> **Exercise prompt**: Exactly how many lines below mention "time"? Answer with that number alone.

> **Data supplied**:
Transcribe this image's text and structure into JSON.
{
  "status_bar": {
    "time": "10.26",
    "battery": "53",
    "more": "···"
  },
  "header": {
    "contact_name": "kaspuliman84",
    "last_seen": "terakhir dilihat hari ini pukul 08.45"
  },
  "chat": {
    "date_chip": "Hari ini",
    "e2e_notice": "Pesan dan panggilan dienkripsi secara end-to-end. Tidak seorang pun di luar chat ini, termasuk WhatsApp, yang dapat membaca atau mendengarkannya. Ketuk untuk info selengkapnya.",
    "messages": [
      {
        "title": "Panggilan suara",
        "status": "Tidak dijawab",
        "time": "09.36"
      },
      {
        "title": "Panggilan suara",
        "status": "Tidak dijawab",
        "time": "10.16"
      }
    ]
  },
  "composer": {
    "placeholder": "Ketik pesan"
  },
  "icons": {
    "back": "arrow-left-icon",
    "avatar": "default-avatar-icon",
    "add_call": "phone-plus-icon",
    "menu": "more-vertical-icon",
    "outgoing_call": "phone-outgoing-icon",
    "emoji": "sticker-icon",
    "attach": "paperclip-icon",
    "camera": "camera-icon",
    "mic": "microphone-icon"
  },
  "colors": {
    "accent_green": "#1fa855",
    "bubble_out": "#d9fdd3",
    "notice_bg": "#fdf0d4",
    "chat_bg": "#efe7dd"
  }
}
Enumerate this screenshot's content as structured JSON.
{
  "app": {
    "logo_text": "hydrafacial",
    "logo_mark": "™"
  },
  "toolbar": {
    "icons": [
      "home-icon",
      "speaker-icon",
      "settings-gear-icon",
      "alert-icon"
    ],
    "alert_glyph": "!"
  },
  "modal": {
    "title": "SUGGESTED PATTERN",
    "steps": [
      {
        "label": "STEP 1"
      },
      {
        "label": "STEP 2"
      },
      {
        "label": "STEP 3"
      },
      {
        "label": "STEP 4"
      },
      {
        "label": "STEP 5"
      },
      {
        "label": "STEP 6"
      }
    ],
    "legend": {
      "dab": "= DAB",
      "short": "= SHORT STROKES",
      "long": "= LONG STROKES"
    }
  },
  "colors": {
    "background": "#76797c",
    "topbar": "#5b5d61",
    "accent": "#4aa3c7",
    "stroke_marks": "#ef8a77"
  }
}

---

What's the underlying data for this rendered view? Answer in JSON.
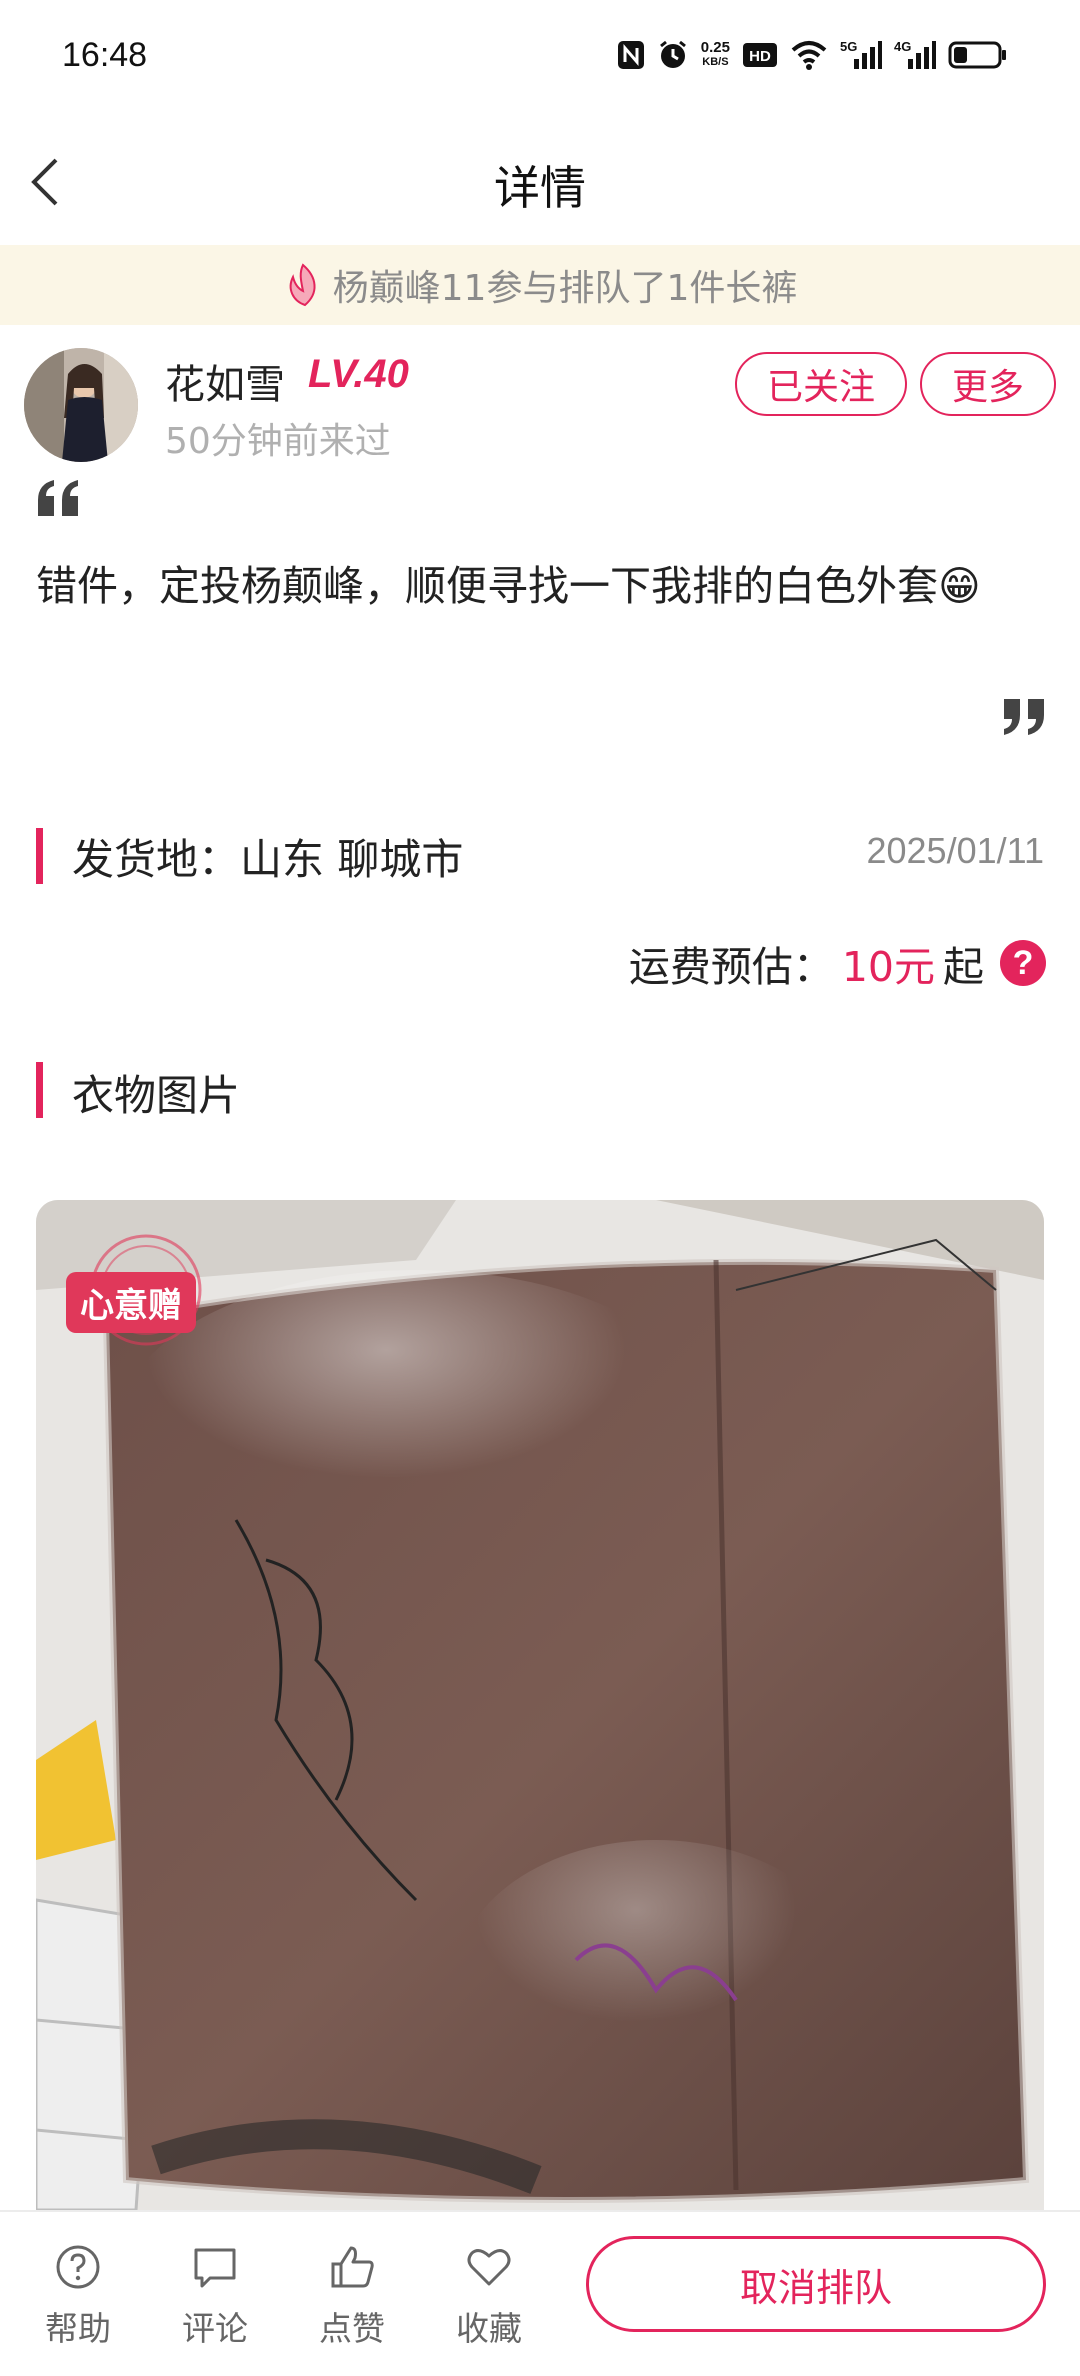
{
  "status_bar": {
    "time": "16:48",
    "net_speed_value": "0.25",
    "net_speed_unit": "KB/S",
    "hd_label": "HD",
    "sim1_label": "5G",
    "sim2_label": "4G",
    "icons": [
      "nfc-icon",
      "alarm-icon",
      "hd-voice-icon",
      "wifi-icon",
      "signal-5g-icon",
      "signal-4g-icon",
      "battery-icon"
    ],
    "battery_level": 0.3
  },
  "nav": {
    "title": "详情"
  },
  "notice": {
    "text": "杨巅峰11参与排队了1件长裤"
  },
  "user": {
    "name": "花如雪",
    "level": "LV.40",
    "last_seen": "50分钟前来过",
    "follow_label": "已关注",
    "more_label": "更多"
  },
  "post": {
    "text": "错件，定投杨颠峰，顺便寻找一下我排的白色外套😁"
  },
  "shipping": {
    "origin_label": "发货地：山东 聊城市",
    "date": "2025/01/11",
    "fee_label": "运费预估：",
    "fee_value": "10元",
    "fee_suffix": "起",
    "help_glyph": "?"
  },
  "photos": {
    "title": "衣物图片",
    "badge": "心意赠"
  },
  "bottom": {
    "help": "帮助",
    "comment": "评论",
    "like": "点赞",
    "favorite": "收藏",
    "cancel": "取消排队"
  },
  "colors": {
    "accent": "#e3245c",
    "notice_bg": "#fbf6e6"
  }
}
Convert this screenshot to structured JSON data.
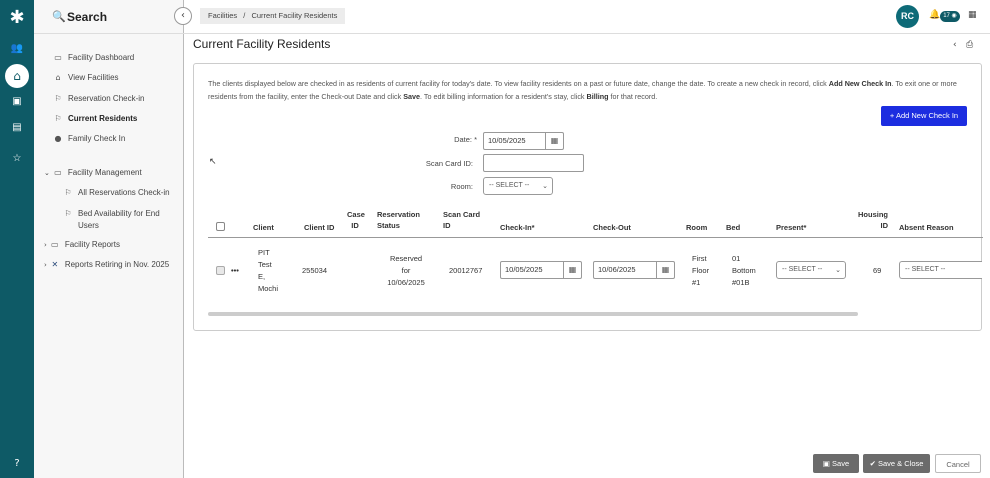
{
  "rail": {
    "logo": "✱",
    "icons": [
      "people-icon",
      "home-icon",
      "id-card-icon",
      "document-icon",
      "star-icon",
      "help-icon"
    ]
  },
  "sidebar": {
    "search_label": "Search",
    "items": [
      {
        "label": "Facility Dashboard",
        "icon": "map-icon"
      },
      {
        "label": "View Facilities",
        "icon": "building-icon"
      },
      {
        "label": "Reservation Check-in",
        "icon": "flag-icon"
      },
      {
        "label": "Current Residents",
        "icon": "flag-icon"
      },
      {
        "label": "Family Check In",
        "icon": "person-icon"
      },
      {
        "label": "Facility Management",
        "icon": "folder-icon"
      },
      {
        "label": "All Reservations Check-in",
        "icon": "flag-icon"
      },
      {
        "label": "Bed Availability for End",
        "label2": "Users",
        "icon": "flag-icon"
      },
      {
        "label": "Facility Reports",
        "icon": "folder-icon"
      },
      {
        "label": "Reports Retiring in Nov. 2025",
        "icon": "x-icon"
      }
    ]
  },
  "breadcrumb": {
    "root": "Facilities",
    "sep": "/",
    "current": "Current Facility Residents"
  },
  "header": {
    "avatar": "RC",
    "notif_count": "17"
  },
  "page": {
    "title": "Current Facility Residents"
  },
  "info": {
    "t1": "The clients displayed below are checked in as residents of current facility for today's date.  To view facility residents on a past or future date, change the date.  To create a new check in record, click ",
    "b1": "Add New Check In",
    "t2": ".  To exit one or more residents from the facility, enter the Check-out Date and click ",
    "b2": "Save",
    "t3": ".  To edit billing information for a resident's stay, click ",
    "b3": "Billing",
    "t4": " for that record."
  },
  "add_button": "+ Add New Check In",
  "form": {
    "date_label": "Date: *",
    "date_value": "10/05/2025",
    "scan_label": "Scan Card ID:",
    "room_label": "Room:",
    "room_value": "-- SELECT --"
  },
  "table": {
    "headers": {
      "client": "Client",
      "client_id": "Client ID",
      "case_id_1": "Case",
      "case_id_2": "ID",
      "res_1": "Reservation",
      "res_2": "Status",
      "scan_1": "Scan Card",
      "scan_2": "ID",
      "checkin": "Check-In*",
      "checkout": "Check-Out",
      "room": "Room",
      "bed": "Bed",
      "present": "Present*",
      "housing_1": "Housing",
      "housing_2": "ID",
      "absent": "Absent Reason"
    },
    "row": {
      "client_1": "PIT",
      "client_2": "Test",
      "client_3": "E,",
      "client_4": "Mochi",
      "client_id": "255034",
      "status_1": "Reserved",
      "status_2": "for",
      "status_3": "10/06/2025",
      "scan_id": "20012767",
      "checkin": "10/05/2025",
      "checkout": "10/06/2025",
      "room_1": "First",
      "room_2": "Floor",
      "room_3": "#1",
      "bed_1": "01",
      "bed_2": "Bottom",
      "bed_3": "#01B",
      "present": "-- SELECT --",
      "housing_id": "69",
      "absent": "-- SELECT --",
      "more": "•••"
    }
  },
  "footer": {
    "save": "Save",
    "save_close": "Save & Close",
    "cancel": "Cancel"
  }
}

> **Solution to the problem**: 4